Start of Records shown
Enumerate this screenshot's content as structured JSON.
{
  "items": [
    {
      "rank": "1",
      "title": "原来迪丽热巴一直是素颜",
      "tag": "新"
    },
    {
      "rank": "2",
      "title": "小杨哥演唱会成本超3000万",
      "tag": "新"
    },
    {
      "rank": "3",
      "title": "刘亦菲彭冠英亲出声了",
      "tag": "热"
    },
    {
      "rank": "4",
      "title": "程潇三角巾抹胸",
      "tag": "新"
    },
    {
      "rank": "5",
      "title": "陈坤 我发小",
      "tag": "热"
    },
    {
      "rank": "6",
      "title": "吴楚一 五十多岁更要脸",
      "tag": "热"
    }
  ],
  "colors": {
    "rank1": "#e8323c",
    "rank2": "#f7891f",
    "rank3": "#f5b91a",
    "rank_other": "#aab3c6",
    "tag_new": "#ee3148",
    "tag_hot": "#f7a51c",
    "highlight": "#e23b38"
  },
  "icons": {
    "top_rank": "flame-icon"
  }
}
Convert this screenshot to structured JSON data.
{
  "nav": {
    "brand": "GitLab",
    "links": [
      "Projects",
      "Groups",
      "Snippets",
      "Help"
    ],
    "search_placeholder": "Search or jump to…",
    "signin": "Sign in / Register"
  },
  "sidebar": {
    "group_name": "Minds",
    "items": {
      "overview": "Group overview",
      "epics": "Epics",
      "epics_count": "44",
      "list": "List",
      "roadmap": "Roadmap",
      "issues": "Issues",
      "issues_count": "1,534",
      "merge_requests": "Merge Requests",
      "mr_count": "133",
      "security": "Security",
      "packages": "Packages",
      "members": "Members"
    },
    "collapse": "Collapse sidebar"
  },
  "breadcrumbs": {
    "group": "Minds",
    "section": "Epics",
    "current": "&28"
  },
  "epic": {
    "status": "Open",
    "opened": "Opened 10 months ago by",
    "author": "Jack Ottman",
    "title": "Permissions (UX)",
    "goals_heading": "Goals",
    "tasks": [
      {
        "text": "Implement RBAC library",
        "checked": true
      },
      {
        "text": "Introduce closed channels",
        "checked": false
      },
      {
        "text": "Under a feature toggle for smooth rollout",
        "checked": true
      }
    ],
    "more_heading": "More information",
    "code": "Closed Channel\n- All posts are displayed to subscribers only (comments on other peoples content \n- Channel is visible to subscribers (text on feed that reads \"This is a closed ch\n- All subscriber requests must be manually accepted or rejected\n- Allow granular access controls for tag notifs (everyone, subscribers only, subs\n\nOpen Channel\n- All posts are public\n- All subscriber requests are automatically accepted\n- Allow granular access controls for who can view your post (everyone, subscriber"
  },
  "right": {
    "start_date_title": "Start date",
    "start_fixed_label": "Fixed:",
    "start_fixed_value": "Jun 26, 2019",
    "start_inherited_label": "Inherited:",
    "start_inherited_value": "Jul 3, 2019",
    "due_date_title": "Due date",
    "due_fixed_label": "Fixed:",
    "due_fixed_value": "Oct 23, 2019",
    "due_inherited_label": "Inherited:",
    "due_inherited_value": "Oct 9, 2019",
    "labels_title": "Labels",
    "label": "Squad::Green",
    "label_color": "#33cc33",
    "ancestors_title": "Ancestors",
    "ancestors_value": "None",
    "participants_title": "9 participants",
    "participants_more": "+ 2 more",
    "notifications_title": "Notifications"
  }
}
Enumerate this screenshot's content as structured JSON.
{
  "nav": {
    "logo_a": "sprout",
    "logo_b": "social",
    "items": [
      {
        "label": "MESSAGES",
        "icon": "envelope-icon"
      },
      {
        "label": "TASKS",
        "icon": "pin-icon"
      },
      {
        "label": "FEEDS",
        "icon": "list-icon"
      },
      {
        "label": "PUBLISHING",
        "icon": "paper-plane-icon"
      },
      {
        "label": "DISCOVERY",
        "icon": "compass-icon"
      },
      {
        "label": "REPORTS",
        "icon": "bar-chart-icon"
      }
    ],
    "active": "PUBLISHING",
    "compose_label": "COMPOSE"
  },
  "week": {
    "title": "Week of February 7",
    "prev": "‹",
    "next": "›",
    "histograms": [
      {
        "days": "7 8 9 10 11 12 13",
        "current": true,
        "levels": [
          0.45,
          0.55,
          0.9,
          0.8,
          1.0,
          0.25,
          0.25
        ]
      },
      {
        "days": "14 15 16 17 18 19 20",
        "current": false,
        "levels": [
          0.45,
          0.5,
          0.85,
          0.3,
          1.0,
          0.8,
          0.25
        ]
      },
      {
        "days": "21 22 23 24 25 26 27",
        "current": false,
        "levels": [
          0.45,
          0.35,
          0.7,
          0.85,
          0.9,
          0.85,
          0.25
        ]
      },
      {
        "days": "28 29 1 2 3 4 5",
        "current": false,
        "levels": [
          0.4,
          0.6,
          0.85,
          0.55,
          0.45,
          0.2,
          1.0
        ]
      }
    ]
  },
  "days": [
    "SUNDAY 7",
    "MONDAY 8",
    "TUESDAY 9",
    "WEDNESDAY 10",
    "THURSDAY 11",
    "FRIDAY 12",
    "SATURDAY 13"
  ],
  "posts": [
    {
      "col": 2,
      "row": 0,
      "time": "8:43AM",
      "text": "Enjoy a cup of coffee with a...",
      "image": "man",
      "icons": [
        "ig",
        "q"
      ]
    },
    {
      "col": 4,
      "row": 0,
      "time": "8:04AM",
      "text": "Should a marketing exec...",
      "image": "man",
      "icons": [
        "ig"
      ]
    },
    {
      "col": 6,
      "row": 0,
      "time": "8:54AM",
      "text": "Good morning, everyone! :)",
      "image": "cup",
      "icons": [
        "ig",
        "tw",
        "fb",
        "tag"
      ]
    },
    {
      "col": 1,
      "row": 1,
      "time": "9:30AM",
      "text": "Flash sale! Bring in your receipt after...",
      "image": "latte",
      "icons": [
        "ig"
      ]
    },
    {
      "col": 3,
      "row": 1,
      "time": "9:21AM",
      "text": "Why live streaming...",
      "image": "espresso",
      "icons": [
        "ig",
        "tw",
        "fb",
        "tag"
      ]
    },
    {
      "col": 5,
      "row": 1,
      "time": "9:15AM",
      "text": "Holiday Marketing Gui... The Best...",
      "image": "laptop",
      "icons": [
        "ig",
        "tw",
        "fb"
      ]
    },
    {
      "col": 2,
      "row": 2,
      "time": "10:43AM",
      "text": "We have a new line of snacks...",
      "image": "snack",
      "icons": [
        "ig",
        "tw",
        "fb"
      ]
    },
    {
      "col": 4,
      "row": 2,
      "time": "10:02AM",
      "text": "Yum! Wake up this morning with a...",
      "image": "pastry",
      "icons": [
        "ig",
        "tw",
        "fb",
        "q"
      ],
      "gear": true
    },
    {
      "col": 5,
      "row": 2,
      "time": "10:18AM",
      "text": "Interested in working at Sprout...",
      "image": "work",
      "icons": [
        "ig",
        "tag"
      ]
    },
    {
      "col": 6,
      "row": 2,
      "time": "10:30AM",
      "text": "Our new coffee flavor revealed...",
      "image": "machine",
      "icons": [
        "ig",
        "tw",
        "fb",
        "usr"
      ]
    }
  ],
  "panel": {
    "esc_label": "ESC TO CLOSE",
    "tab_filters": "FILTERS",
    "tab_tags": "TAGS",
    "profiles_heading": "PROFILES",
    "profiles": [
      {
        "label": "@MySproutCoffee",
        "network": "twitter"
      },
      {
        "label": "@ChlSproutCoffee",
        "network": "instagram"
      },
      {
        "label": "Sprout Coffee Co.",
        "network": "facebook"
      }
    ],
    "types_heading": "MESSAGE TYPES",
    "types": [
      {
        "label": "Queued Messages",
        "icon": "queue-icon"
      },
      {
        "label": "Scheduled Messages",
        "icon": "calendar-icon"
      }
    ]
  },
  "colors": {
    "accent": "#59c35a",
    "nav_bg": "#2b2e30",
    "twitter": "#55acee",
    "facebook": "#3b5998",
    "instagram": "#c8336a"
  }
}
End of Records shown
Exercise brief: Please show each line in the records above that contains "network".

Response area:
        "network": "twitter"
        "network": "instagram"
        "network": "facebook"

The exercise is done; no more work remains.